Assignment: Each line of the data that mentions the string "placeholder" needs to be identified and copied.

Supplied data:
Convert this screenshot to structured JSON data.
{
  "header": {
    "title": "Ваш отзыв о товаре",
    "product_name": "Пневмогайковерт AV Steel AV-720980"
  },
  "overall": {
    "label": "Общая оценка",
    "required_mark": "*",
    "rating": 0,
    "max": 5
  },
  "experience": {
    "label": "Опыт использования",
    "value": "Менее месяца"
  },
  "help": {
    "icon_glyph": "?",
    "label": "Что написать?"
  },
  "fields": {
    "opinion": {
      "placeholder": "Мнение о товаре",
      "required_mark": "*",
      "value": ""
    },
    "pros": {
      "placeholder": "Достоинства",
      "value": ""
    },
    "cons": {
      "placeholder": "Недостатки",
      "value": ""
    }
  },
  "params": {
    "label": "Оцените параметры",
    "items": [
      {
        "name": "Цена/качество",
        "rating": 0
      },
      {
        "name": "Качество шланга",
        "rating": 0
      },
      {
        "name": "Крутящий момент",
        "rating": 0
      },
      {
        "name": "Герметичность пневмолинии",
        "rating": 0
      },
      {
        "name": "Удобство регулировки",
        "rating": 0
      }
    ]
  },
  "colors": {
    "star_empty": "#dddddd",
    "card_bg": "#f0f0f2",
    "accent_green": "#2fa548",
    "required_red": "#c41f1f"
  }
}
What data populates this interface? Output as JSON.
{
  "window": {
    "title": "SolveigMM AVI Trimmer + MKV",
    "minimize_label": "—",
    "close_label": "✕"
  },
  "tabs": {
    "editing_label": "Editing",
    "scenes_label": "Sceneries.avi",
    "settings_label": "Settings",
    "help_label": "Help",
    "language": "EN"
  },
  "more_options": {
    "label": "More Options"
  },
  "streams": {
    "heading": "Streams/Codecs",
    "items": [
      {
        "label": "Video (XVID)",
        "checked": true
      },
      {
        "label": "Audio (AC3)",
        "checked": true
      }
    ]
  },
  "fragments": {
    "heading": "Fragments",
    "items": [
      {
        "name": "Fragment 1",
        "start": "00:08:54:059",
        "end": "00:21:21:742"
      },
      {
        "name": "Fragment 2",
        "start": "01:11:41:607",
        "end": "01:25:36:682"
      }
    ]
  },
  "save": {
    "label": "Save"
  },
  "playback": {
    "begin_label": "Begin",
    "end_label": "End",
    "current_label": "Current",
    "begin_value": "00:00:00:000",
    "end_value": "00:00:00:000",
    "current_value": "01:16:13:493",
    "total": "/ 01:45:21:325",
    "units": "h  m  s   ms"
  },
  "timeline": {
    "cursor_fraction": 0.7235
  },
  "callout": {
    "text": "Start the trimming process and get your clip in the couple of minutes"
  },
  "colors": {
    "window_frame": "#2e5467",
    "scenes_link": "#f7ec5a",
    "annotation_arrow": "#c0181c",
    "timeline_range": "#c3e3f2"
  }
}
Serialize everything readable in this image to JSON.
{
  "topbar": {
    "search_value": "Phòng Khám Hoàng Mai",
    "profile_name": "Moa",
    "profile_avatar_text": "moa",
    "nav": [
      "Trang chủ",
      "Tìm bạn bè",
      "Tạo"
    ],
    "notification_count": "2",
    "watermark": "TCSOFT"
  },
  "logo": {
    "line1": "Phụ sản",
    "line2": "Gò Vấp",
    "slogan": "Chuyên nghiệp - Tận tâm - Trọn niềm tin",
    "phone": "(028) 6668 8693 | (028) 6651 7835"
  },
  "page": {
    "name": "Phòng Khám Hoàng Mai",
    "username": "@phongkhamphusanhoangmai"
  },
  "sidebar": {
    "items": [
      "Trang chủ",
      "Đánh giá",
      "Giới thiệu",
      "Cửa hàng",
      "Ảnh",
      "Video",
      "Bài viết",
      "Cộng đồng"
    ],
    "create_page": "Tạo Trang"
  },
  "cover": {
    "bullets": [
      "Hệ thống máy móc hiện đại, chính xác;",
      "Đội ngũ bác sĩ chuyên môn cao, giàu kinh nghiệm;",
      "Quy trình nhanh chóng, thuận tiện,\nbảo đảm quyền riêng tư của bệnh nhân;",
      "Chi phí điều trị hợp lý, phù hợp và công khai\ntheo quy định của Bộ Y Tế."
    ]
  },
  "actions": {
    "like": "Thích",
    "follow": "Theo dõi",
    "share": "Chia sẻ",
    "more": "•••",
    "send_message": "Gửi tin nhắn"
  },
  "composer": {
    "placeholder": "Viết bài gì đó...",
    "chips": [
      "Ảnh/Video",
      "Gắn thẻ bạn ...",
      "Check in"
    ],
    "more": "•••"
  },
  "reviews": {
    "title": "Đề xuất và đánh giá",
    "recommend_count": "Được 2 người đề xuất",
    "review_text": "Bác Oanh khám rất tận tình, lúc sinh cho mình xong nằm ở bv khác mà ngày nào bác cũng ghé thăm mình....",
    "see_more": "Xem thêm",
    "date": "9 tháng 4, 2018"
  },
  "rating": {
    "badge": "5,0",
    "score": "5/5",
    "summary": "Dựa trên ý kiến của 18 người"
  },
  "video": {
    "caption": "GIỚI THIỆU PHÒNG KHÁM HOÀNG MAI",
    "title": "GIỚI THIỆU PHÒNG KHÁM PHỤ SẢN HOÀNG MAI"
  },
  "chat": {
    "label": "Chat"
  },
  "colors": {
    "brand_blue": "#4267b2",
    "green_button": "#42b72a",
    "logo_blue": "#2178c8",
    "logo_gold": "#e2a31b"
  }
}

Written response:
      "placeholder": "Мнение о товаре",
      "placeholder": "Достоинства",
      "placeholder": "Недостатки",
    "placeholder": "Viết bài gì đó...",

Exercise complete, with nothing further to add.